MERCER COUNTY BOARD
ALEDO — Mercer County’s self-funded alternative health plan that was instrumental in negotiating with Operators Local 150 union back in November 2015 was under-funded by almost $200,000 in 2016. The county had to pass a resolution for interfund borrowing to pay bills for 2016.
County Administrator, Bruce DeLashmit with Bellwether said when negotiating with the union, “We agreed that we would provide the same or better coverage.” He said the problem began when the union didn’t provide a coverage document.
“Then we asked for claims history of what (was) paid, through 150’s attorney, their explanation was, that’s handled by an entirely different organization, an affiliate of 150. This union did not have access to that information.”
“We appealed that three different times because it would have made a significant difference to how we priced the product ... in the absence of that, every employee was given a health screening survey at the start.”
He said the problems escalated when some employees did not disclose significant illnesses.
”The actuaries would have been able to price what the claim expected. Not knowing what they were being cared for, it really put the county behind on the claims fund by about $200,000.”
Jay Jensen, with Precise Benefits (the healthcare management group), Bloomington, gave the board options for funding the employee health-care plan over the coming year. Only one option fit the county’s cash flow restrictions.
Jensen explained that the board chose to fund 100 percent of what expected claims would be, “minus any claims we don’t know about ... (they will) deal with those as they come in on the county’s level.”
He said, “It’s pretty typical for most self-funded plans to pay their fixed costs, and then just pay claims as they come in, they’re actually going to pre-fund, even if there’s not claims in a certain month or (fewer) claims, they’re actually going to keep funding, so the money’s there. Most company’s don’t do that.” He said the county is, “going to stay about level, between this year and last year’s funding level.”
In an attempt to minimize and streamline healthcare services the group is putting in place a nurse-based coaching system for the employees.

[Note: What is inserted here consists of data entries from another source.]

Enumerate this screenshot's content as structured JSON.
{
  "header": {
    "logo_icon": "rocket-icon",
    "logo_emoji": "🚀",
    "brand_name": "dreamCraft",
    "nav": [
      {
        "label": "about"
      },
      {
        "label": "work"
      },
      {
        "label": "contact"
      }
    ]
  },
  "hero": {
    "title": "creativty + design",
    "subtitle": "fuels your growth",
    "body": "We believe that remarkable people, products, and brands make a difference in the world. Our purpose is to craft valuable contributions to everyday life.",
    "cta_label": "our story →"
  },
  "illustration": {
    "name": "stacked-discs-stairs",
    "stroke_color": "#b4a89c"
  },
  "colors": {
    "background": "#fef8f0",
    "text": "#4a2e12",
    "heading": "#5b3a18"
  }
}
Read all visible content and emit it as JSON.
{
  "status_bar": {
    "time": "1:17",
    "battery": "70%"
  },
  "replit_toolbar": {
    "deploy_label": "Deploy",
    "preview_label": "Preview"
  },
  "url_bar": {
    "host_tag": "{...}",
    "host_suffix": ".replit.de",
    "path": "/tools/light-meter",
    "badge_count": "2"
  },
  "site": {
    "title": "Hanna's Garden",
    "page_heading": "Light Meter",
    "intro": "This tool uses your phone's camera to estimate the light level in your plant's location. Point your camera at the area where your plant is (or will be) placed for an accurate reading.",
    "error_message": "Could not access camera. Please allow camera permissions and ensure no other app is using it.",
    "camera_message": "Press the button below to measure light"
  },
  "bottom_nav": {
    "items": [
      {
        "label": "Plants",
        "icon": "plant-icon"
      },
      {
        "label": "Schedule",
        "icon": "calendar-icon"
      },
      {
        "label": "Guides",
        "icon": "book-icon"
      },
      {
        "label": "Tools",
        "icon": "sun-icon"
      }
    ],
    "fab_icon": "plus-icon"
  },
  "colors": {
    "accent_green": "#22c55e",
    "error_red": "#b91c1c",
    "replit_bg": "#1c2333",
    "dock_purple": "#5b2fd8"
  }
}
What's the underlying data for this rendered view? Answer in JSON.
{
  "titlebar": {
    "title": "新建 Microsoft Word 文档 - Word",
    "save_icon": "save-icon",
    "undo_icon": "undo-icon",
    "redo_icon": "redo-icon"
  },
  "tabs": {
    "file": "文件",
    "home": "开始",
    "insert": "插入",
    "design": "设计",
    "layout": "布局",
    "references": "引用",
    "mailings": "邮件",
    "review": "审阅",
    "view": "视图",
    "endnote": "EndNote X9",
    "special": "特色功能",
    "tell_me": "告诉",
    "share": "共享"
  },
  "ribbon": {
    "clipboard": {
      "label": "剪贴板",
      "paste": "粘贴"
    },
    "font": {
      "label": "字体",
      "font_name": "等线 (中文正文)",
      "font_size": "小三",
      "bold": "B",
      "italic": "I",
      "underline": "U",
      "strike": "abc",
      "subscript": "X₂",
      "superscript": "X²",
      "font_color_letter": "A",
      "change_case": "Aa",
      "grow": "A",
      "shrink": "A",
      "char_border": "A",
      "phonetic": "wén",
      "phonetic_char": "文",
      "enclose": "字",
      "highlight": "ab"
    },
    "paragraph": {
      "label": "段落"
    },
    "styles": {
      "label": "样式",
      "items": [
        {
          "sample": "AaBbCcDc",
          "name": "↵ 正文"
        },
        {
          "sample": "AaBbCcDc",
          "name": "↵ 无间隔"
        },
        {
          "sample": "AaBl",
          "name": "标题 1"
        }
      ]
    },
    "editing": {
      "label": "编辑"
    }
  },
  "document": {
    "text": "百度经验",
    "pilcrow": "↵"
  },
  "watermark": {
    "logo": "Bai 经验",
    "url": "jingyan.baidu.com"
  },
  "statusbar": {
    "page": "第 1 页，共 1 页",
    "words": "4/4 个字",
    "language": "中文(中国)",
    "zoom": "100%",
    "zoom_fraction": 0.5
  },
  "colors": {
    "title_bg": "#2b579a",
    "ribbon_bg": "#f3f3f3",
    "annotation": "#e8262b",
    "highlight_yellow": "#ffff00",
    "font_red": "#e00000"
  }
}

“We hope all the employees understand, we have a joint responsibility to control costs in order to provide coverage,” DeLashmit said. “If costs keep climbing, we have to limit coverage. Or have higher deductibles.”
He said he was impressed with Precise Benefits for not raising their administrative fee as previously agreed upon, yearly by 6.5 percent.
He said the county is digging deep to pay its bills.
“This unexpected (claims) took already a very low reserve and just about wiped it out,” DeLashmit said. He said the next few months, the county will be razor thin on the budget and departments are told to defer expenses.
Nicole Watson, agent on the account, noted, “The care they (employees) are receiving is not going to change.” Neither the coverage level nor the deductible will change.
Jensen told the board it has attorneys prepared to take action to protect employees who are being harassed by healthcare facilities for unpaid “balance billing” with phone calls and letters threatening to send their claims to collections.
“Usually when you get the attorneys involved with something like that, we’ve seen things get settled pretty fast,” he said.
The county has provided those employees with a letter to pass along to their credit companies until the matter is resolved.
He said their other client in the area has had no issues while Mercer County has had eight claims with Trinity, one with Genesis and two from Advanced Medical Transport.
“We’ve offered these facilities 200 percent of Medicare, and they still won’t accept it, which has never happened,” Jensen said.
“Balance billing” is when the employee’s medical bill is paid by the county's management company, then the healthcare facility sends a bill for the remainder of what they want paid for the services.
Jensen said the providers choosing to “balance bill” Mercer County plan participants have accepted the same reimbursement rates from Medicare. The rate is 1,000 percent higher compared to other groups using the same self-funding healthcare program.
DeLeashmit explained that If the county had remained on the union’s healthcare the cost to the county would have been over $1.5 million, and covered only those in the union (about 50 employees), while under the self-funding vault plan the cost for all employees, union and non-union (71 employees), was $1.2 million to $1.4 million in 2016.
“Even with our increases, we will still be $400,000 less than we would have been if we had stayed with the Operators 150 plan,” DeLashmit said.